A picture of me standing at a lectern, working on a laptop computer, on the stage of the FWD50 digital government conference

Hi! I’m Alistair. I write surprisingly useful books, run unexpectedly interesting events, & build things humans need for the future.

  • Loona showed up

    Loona showed up

    DJ set from a couple of months ago, which coincided with the arrival of a personal robot. Setlist:

  • Down a rabbithole: The Suez Canal

    Down a rabbithole: The Suez Canal

    Some thoughts on how waterways, replaceable parts, and geopolitics have made us rely on a Just In Time world. Part of an occasional series

  • First, we had suspects

    First, you had a suspect; then you collected data Fifty years ago, if you worked for law enforcement, you started with a crime. You used information from that crime to make a list of possible suspects. And then you looked into their life. Maybe you did this with publicly accessible information, by digging through their […]

  • The perils of local maxima

    Preamble: It’s been nearly two years since I wrote something here. In that time, I’ve worked with a dozen or so big public companies trying to understand how to balance keep-the-lights-on, milk-the-cash-cow marketing with the pursuit of disruptive innovations. I’m trying to assemble these thoughts into something—maybe a book, maybe an online course, maybe a […]

  • On chat as interface

    Musings on the (for now) strange world of chat, where the interfaces are untestable, every use leaves a logfile, each interaction is a survey, and we talk with our cars and bank accounts.

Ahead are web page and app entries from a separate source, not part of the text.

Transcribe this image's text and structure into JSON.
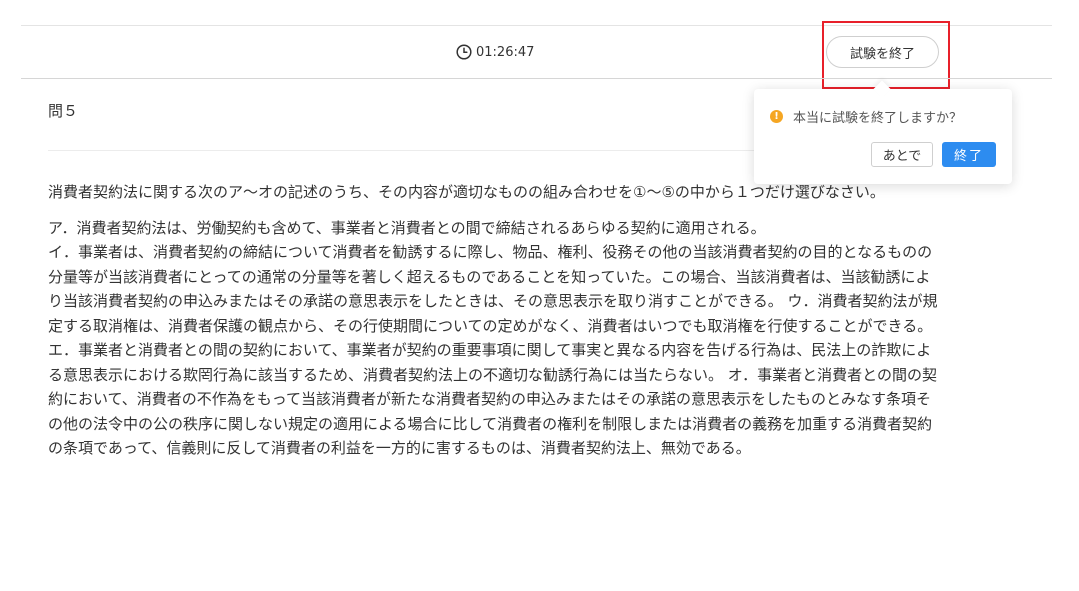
{
  "header": {
    "timer": "01:26:47",
    "end_exam_label": "試験を終了"
  },
  "question": {
    "number": "問５",
    "stem": "消費者契約法に関する次のア～オの記述のうち、その内容が適切なものの組み合わせを①～⑤の中から１つだけ選びなさい。",
    "lines": [
      "ア．消費者契約法は、労働契約も含めて、事業者と消費者との間で締結されるあらゆる契約に適用される。",
      "イ．事業者は、消費者契約の締結について消費者を勧誘するに際し、物品、権利、役務その他の当該消費者契約の目的となるものの分量等が当該消費者にとっての通常の分量等を著しく超えるものであることを知っていた。この場合、当該消費者は、当該勧誘により当該消費者契約の申込みまたはその承諾の意思表示をしたときは、その意思表示を取り消すことができる。 ウ．消費者契約法が規定する取消権は、消費者保護の観点から、その行使期間についての定めがなく、消費者はいつでも取消権を行使することができる。 エ．事業者と消費者との間の契約において、事業者が契約の重要事項に関して事実と異なる内容を告げる行為は、民法上の詐欺による意思表示における欺罔行為に該当するため、消費者契約法上の不適切な勧誘行為には当たらない。 オ．事業者と消費者との間の契約において、消費者の不作為をもって当該消費者が新たな消費者契約の申込みまたはその承諾の意思表示をしたものとみなす条項その他の法令中の公の秩序に関しない規定の適用による場合に比して消費者の権利を制限しまたは消費者の義務を加重する消費者契約の条項であって、信義則に反して消費者の利益を一方的に害するものは、消費者契約法上、無効である。"
    ]
  },
  "popover": {
    "message": "本当に試験を終了しますか？",
    "warn_icon": "!",
    "later_label": "あとで",
    "confirm_label": "終了"
  },
  "colors": {
    "highlight": "#e8202a",
    "primary": "#2d8cf0",
    "warning": "#f5a623"
  }
}
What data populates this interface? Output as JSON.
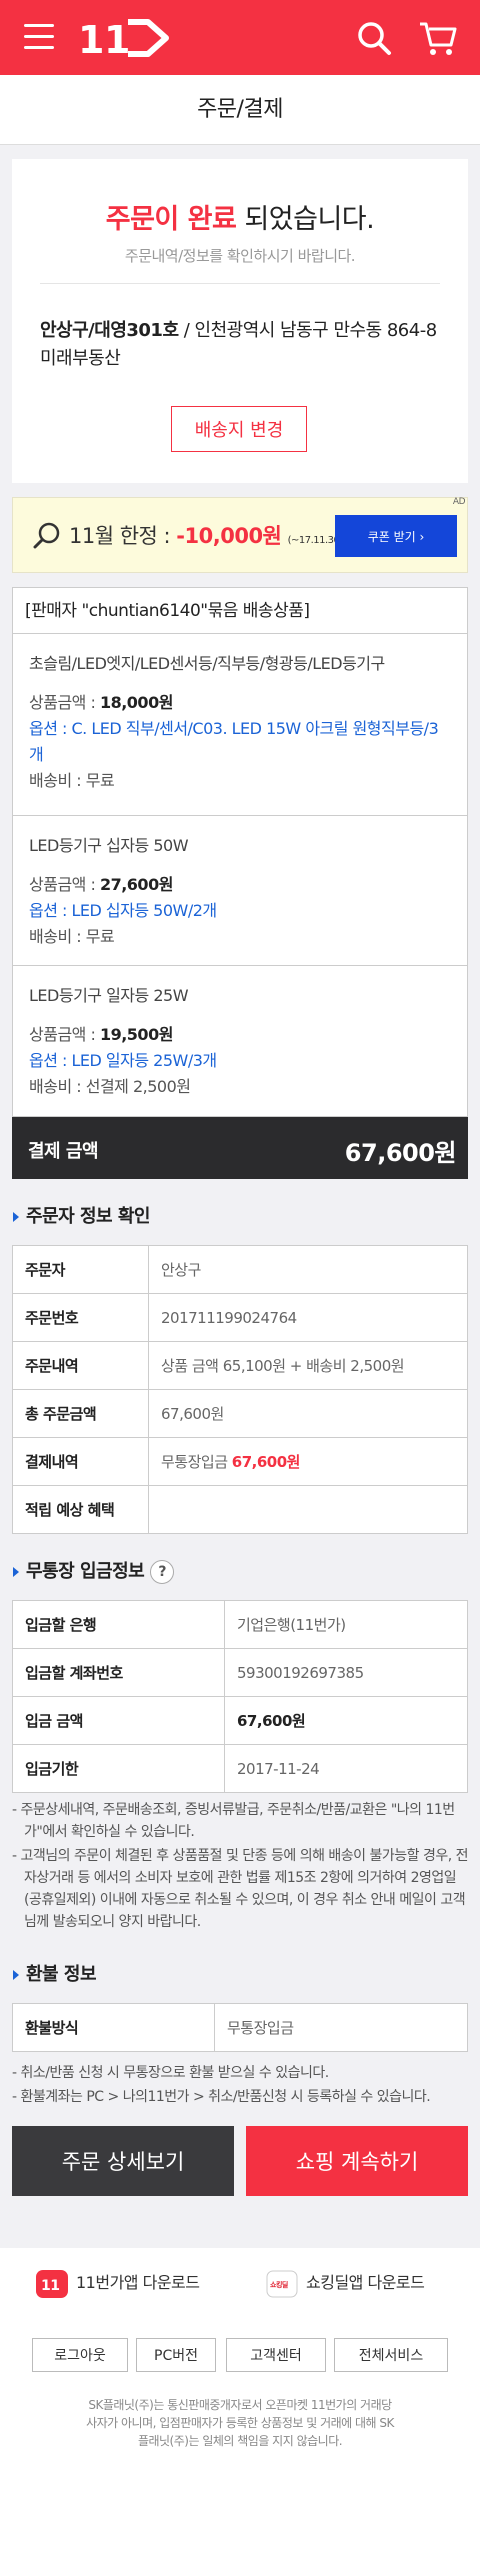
{
  "header": {
    "logo_text": "11"
  },
  "page_title": "주문/결제",
  "completion": {
    "title_red": "주문이 완료",
    "title_rest": " 되었습니다.",
    "subtitle": "주문내역/정보를 확인하시기 바랍니다.",
    "address_bold": "안상구/대영301호",
    "address_rest": " / 인천광역시 남동구 만수동 864-8 미래부동산",
    "change_button": "배송지 변경"
  },
  "coupon": {
    "prefix": "11월 한정 : ",
    "amount": "-10,000원",
    "period": "(~17.11.30)",
    "button": "쿠폰 받기",
    "ad_mark": "AD"
  },
  "seller_bundle": {
    "header": "[판매자 \"chuntian6140\"묶음 배송상품]",
    "items": [
      {
        "name": "초슬림/LED엣지/LED센서등/직부등/형광등/LED등기구",
        "price_label": "상품금액 : ",
        "price": "18,000원",
        "option": "옵션 : C. LED 직부/센서/C03. LED 15W 아크릴 원형직부등/3개",
        "shipping": "배송비 : 무료"
      },
      {
        "name": "LED등기구 십자등 50W",
        "price_label": "상품금액 : ",
        "price": "27,600원",
        "option": "옵션 : LED 십자등 50W/2개",
        "shipping": "배송비 : 무료"
      },
      {
        "name": "LED등기구 일자등 25W",
        "price_label": "상품금액 : ",
        "price": "19,500원",
        "option": "옵션 : LED 일자등 25W/3개",
        "shipping": "배송비 : 선결제 2,500원"
      }
    ]
  },
  "payment_total": {
    "label": "결제 금액",
    "value": "67,600원"
  },
  "orderer_section": {
    "title": "주문자 정보 확인",
    "rows": [
      {
        "label": "주문자",
        "value": "안상구"
      },
      {
        "label": "주문번호",
        "value": "201711199024764"
      },
      {
        "label": "주문내역",
        "value": "상품 금액 65,100원 + 배송비 2,500원"
      },
      {
        "label": "총 주문금액",
        "value": "67,600원"
      },
      {
        "label": "결제내역",
        "value": "무통장입금 ",
        "value_red": "67,600원"
      },
      {
        "label": "적립 예상 혜택",
        "value": ""
      }
    ]
  },
  "deposit_section": {
    "title": "무통장 입금정보",
    "help": "?",
    "rows": [
      {
        "label": "입금할 은행",
        "value": "기업은행(11번가)"
      },
      {
        "label": "입금할 계좌번호",
        "value": "59300192697385"
      },
      {
        "label": "입금 금액",
        "value": "67,600원"
      },
      {
        "label": "입금기한",
        "value": "2017-11-24"
      }
    ],
    "notes": [
      "- 주문상세내역, 주문배송조회, 증빙서류발급, 주문취소/반품/교환은 \"나의 11번가\"에서 확인하실 수 있습니다.",
      "- 고객님의 주문이 체결된 후 상품품절 및 단종 등에 의해 배송이 불가능할 경우, 전자상거래 등 에서의 소비자 보호에 관한 법률 제15조 2항에 의거하여 2영업일(공휴일제외) 이내에 자동으로 취소될 수 있으며, 이 경우 취소 안내 메일이 고객님께 발송되오니 양지 바랍니다."
    ]
  },
  "refund_section": {
    "title": "환불 정보",
    "rows": [
      {
        "label": "환불방식",
        "value": "무통장입금"
      }
    ],
    "notes": [
      "- 취소/반품 신청 시 무통장으로 환불 받으실 수 있습니다.",
      "- 환불계좌는 PC > 나의11번가 > 취소/반품신청 시 등록하실 수 있습니다."
    ]
  },
  "actions": {
    "detail": "주문 상세보기",
    "continue": "쇼핑 계속하기"
  },
  "footer": {
    "app1_badge": "11",
    "app1": "11번가앱 다운로드",
    "app2_badge": "쇼킹딜",
    "app2": "쇼킹딜앱 다운로드",
    "links": [
      "로그아웃",
      "PC버전",
      "고객센터",
      "전체서비스"
    ],
    "legal": "SK플래닛(주)는 통신판매중개자로서 오픈마켓 11번가의 거래당사자가 아니며, 입점판매자가 등록한 상품정보 및 거래에 대해 SK플래닛(주)는 일체의 책임을 지지 않습니다."
  },
  "colors": {
    "brand": "#f43142",
    "blue": "#1446d9",
    "dark": "#2b2b2d"
  }
}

  • Inbox is the Trojan Horse for your personal AI

    Google’s Mail products are a Trojan Horse with which the company is turning “use the Internet” into “talk with an AI.”

  • Unlocking our future past

    In a few years, algorithms will be able to describe video content as well as humans can. Unlocking the pent up information in petabytes of video will have wide-ranging impacts on society.

  • Dear Canada: Stop apologizing

    It’s time to stop writing press releases and start hacking markets. Because the world’s best startups have a dirty secret: they’re all a little bit evil.

  • This trifecta drives the next decade of tech

    Big data, smart agents, and new interfaces are cool on their own. But together, they’re a virtuous cycle that shows what the next decade of tech looks like.

  • Can we fix representation?

    Representative government is broken. But now we’re all connected, maybe syndicates can fix it?

Got any book recommendations?